But lets face it when it comes to habanero peppers. There is not a whole lot you can do with them. They are fairly dang hot, and cannot be used in a lot of dishes. Sure, you can figure out a jam, or make a marinade, but you are still left over with a lot of peppers. Upon my last picking, I wanted to come up with something that I liked, hot sauce, and use the habaneros in a way that it would not kill the palette, but lend itself to a hot sauce addiction, and this sauce did just that.
- 8 whole habanero peppers, stem removed
- 1 tbsp salt
- 1 tbsp tumeric powder
- 1 medium onion, halved
- 3 cloves of garlic, smashed
- 2 tbsp olive oil
- 4 cherry tomatoes, halved
- 1/4 cup of fresh cilantro, lightly chopped
- 3/4 cup of cider vinegar
- 1 tbsp granulated sugar

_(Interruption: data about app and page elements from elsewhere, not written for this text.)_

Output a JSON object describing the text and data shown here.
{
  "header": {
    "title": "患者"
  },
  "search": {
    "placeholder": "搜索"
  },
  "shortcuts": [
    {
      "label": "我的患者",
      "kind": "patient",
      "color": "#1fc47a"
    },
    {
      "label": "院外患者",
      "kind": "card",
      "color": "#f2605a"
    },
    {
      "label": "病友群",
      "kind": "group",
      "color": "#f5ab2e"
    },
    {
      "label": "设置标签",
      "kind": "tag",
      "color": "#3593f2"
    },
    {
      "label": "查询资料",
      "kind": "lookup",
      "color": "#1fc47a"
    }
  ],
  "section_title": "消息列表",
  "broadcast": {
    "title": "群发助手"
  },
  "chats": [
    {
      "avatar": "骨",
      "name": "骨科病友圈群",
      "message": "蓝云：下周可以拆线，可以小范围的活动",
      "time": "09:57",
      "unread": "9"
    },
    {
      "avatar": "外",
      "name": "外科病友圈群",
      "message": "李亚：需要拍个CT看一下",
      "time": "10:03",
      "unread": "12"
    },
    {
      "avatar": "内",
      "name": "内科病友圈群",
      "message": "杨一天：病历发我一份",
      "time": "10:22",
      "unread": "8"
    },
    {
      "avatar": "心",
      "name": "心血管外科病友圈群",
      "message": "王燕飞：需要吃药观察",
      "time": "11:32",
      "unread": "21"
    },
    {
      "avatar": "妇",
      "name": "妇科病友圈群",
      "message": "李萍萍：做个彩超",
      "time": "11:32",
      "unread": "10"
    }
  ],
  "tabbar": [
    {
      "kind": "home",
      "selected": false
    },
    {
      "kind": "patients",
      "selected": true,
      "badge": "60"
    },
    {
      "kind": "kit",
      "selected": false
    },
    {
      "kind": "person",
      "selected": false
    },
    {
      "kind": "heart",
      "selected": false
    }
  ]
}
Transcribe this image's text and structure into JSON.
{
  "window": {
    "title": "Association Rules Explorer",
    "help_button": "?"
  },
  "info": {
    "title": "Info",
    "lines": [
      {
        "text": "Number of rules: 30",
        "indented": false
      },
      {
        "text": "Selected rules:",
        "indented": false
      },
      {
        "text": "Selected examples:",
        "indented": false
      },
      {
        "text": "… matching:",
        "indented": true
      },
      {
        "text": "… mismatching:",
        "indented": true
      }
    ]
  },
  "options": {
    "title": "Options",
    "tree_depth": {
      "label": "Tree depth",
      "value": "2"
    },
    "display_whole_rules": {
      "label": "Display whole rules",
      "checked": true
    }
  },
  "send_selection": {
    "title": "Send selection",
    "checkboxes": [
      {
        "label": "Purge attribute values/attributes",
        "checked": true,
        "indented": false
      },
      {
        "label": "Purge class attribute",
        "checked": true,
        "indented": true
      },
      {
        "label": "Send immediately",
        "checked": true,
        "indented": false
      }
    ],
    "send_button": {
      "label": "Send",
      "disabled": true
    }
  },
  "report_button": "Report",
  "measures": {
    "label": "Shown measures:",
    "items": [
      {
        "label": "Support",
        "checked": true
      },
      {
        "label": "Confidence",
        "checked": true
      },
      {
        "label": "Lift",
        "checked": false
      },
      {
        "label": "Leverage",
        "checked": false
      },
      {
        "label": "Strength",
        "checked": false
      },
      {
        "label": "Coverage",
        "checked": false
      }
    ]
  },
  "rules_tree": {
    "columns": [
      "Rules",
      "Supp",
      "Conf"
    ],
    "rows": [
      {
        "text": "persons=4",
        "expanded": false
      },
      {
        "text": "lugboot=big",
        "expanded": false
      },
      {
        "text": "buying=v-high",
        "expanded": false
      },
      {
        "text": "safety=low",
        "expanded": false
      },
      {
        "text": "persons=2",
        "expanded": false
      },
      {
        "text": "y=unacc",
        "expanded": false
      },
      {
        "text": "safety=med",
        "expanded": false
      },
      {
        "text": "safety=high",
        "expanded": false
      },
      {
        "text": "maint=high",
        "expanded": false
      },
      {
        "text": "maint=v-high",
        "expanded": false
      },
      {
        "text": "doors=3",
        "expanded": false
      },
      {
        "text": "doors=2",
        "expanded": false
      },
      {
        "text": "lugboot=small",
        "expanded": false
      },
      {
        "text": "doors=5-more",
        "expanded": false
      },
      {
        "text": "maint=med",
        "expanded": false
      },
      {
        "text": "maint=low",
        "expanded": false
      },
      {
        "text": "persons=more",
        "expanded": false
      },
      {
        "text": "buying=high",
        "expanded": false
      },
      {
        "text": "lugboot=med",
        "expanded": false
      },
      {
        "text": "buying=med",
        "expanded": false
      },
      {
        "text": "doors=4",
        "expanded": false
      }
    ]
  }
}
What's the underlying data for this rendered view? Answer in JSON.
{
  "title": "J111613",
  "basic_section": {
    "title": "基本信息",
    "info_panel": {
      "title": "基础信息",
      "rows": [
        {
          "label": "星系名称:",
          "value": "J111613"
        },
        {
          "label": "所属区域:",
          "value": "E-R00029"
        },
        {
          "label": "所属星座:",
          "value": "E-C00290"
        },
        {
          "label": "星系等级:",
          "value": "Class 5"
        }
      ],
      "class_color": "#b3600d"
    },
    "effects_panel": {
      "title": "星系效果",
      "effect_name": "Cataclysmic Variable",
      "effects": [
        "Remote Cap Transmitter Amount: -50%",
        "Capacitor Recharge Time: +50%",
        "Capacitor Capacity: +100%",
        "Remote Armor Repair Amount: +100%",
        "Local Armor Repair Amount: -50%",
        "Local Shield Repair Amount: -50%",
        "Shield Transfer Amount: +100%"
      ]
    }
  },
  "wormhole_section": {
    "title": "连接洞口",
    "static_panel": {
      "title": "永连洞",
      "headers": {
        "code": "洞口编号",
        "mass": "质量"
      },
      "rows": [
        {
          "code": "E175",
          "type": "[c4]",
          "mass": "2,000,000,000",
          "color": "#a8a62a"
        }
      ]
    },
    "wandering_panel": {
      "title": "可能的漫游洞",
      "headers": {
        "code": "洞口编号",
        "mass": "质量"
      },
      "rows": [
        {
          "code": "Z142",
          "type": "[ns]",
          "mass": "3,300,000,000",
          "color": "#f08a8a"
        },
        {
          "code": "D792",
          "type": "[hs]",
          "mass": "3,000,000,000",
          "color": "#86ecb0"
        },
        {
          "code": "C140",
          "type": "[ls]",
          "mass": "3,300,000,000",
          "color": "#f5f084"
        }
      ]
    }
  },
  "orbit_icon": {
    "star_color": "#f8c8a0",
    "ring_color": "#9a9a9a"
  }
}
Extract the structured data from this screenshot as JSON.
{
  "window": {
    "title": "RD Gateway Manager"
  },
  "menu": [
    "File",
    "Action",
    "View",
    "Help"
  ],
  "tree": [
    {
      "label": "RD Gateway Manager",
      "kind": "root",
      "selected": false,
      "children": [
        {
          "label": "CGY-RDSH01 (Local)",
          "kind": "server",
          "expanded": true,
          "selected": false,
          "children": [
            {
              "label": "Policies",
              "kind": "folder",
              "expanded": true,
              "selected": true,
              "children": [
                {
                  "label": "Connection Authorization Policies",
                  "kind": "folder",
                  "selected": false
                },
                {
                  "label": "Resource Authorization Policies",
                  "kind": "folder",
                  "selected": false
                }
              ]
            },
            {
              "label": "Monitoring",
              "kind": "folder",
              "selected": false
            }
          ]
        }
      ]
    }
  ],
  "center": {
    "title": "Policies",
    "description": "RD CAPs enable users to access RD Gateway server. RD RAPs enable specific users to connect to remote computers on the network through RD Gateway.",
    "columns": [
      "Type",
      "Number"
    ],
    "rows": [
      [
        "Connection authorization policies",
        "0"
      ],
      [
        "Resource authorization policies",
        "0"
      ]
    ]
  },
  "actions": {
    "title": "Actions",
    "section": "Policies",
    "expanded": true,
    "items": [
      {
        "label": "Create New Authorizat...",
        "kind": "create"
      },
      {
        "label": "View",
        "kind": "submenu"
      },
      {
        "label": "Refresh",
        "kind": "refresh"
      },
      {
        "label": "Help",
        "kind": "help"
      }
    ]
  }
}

Begin by preheating your oven 425 degrees, lay the tomatoes, onions and garlic on a baking sheet and drizzle with the olive oil. Sprinkle with some salt and pepper, and cook unto the onions are roasted, about 15 minutes.
Remove the sheet of veggies, place them in a blender along with the remaining ingredients, and blend. Blend until you have a pureed sauce of habaneros and veggies. Pour into a sealed tight container and use as needed.
Now here is the deal on this sauce. I will be honest, it has a bite, but it has that bite that keeps you so interested in another bite, and another, and another.
I have a couple of chili heads at work, and brought the sauce in the other day. One coworker said “You can bottle that, and sell it today”. I agree. This sauce has something about it. It’s hot, but keeps you wanting more, and in my book, that is something good, and comforting. Lightly dip with chips, place a bit in your pasta, or lightly rub chicken, beef, or pork before smoking or grilling. Try it out, and let me know.